Bronchopulmonary Segments Bronchopulmonary segments: They are structurally and functionally independent unit of a lung lobe and are surrounded by connective tissue. They are, anatomic, functional, and surgical units of lungs. Lobar (secondary) bronchus: passes to a lobe of lung, gives off branches Segmental (tertiary) bronchi to bronchopulmonary segment. Segmental bronchus is accompanied by a branch of pulmonary artery, but the tributaries of pulmonary veins run in the connective tissue between adjacent bronchopulmonary segments. Each segment has its own lymphatic vessels and autonomic nerve supply.

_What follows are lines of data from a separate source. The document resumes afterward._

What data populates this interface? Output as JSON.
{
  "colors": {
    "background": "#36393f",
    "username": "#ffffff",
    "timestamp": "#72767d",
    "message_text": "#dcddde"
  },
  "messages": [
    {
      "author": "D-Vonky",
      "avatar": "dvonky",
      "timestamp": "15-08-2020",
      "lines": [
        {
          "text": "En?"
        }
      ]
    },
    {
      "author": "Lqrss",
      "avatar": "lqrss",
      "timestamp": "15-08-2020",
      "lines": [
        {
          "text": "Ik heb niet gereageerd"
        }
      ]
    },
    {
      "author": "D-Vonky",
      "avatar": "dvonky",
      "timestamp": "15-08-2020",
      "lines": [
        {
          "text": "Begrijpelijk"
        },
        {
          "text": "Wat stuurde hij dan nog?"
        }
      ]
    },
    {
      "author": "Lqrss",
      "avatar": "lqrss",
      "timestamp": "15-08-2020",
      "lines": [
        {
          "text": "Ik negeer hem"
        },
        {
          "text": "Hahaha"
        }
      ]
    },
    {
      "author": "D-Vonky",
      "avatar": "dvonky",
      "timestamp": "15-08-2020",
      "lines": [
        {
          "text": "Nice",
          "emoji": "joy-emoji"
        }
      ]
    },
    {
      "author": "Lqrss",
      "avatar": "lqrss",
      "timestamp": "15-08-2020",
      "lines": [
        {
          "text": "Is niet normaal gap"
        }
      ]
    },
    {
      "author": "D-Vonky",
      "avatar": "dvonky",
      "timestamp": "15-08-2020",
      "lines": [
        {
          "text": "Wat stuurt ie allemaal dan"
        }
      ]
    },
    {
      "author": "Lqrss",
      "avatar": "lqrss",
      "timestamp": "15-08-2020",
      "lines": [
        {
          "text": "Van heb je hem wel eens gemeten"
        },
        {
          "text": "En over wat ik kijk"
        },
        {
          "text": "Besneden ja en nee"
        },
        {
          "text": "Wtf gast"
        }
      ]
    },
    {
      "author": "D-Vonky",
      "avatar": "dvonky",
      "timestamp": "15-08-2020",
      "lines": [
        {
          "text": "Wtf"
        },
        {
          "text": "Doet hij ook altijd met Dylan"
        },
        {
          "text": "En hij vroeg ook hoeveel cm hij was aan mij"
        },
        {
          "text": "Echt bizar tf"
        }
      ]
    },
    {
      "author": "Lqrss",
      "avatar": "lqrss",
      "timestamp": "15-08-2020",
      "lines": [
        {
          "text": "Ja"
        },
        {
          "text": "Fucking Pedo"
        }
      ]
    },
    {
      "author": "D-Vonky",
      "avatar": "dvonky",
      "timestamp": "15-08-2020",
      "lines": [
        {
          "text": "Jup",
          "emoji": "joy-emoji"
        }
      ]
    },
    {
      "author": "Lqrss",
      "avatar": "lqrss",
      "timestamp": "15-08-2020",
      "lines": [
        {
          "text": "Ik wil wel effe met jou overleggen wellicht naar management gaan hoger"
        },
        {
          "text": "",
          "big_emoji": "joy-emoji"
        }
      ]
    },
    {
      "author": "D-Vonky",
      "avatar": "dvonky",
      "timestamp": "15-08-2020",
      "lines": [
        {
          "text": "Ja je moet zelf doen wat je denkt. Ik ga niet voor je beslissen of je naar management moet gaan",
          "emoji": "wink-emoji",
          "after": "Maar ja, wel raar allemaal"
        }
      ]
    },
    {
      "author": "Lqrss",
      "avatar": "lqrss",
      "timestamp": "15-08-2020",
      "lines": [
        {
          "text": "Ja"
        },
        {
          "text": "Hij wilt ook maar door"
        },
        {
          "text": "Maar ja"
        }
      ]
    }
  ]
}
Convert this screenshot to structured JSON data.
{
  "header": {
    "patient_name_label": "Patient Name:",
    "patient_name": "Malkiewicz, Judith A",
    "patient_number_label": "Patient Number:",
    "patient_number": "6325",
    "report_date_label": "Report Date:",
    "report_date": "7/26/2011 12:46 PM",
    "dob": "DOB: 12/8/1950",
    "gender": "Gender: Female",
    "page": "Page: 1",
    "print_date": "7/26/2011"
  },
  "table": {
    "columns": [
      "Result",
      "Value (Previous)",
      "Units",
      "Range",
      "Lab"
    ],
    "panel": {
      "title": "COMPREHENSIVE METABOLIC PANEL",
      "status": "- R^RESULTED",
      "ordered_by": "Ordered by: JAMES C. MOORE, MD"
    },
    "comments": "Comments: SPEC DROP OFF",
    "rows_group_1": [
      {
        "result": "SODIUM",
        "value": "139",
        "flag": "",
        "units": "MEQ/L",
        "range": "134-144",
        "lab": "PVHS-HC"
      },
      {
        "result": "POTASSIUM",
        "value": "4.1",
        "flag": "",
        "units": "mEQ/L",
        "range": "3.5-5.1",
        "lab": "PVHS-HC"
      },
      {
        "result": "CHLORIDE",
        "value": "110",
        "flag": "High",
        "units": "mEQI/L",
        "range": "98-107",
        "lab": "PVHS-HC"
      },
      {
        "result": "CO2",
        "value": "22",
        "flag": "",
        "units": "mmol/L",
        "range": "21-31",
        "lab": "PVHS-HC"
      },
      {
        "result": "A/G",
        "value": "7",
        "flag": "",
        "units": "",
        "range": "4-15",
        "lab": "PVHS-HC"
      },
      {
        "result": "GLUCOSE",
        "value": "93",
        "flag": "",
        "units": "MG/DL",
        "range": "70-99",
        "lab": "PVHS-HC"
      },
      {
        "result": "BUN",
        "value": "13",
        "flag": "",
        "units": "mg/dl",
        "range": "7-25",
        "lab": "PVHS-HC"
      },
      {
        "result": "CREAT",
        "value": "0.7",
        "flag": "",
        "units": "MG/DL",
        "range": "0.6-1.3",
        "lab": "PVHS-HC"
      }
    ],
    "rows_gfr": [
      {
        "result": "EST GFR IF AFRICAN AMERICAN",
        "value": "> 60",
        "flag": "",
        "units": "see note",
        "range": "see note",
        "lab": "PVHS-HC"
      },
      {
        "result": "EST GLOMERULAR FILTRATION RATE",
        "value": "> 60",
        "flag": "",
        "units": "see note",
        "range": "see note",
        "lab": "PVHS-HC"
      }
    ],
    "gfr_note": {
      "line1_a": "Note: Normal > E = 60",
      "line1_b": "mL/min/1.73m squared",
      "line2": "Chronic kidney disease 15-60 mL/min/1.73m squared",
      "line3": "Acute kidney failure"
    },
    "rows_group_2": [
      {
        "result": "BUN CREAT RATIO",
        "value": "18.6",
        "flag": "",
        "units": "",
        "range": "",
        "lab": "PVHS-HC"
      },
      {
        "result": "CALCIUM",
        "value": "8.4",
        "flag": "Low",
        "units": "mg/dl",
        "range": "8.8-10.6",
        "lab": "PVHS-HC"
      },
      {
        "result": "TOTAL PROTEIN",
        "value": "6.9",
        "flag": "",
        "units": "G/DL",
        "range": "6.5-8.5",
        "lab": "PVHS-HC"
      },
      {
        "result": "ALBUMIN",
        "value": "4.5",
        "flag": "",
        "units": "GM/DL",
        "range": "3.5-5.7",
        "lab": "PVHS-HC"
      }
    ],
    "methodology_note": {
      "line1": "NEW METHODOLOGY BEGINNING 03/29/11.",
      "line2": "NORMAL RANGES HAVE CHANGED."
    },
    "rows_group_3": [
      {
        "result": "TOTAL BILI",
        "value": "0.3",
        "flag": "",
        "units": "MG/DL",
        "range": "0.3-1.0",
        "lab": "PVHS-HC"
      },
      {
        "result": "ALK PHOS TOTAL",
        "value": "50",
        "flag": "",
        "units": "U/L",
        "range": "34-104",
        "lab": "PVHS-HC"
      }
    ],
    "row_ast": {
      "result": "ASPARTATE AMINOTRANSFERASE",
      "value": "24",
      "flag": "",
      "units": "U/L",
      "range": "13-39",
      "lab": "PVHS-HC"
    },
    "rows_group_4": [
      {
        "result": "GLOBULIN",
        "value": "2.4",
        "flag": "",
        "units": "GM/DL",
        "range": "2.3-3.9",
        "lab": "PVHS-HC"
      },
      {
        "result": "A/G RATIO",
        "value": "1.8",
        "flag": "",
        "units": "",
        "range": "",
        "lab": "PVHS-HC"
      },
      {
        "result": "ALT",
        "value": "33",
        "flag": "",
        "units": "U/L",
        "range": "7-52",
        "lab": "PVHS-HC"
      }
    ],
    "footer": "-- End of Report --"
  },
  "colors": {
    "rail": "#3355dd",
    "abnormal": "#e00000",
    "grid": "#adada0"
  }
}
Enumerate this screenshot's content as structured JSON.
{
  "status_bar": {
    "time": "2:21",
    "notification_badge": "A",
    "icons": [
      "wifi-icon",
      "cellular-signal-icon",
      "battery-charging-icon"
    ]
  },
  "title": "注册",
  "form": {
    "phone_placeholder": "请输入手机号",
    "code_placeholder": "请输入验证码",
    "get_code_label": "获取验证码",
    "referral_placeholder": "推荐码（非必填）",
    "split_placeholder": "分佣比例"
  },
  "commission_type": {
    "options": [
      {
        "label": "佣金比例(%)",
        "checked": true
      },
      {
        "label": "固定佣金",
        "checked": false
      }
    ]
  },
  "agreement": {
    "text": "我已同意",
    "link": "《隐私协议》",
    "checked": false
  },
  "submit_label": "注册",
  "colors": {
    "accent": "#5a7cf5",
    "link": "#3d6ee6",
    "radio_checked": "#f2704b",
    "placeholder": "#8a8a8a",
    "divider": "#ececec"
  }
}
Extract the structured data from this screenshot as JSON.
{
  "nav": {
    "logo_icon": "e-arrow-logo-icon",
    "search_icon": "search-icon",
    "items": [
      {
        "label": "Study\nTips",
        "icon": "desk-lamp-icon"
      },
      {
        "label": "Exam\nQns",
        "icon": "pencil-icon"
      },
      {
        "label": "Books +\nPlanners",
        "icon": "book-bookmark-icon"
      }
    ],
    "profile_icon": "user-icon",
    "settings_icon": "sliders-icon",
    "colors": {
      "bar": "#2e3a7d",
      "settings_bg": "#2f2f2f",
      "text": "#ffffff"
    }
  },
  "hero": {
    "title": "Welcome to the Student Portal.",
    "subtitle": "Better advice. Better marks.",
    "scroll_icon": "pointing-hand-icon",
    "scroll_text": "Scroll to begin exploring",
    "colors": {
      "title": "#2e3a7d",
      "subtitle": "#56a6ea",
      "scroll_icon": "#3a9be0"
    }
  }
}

Blood Supply of Bronchi, connective tissue of lung & visceral pleura: Bronchial arteries: branches of descending aorta). Bronchial veins drain into azygos and hemiazygos veins. Alveoli receive deoxygenated blood from terminal branches of pulmonary arteries. Oxygenated blood leaving alveolar capillaries drains into tributaries of pulmonary veins, which follow intersegmental connective tissue septa to the lung root. Two pulmonary veins leave each lung root to empty into left atrium of the heart. Lymph Drainage of Lungs All lymph from lungs leaves hilum And drains into tracheobronchial nodes and then into bronchomediastinal lymph trunks. Nerve Supply: Sympathetic trunk & Vagus nerve (parasympathetic)